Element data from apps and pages
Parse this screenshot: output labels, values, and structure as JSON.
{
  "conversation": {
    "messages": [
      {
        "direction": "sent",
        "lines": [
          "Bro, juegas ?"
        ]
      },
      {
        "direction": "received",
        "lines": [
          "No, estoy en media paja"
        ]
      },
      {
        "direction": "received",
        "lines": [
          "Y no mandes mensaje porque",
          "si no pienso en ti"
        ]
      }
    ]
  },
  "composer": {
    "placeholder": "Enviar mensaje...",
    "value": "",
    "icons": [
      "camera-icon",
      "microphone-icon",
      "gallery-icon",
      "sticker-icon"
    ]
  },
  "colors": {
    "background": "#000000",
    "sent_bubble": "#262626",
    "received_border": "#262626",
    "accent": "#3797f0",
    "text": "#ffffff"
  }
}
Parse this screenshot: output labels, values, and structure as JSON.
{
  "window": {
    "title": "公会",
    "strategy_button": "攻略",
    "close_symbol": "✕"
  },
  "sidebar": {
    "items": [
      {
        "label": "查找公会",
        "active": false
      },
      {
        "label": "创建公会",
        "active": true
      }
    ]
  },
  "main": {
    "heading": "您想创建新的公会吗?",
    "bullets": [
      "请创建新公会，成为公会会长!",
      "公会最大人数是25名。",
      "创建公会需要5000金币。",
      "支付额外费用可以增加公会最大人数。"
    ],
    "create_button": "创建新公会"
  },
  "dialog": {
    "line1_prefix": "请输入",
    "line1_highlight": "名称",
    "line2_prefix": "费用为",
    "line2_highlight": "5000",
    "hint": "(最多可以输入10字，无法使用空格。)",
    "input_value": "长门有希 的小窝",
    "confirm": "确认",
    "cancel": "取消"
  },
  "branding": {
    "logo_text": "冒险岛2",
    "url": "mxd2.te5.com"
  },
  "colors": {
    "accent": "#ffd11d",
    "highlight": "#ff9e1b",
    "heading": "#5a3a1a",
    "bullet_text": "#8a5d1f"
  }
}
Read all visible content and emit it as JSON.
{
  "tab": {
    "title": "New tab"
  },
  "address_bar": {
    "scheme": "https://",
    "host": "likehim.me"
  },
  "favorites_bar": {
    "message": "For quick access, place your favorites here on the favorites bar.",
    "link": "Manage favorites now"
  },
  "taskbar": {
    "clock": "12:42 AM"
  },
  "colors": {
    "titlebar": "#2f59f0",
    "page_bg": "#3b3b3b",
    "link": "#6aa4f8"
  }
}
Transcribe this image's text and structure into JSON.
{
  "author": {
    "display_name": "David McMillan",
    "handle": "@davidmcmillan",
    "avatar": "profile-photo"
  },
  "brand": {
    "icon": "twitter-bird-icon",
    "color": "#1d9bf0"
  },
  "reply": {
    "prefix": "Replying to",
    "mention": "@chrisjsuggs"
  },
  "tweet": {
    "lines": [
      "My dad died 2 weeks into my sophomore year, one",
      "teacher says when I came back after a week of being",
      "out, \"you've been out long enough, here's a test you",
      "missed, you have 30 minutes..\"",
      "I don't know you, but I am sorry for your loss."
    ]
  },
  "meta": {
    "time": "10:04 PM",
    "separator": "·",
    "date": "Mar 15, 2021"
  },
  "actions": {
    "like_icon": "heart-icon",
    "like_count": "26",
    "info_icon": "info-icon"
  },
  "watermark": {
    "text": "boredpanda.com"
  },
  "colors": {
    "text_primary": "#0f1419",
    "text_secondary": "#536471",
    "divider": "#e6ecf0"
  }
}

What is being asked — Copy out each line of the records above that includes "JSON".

Response to the task —
Parse this screenshot: output labels, values, and structure as JSON.
Parse this screenshot: output labels, values, and structure as JSON.
Read all visible content and emit it as JSON.
Transcribe this image's text and structure into JSON.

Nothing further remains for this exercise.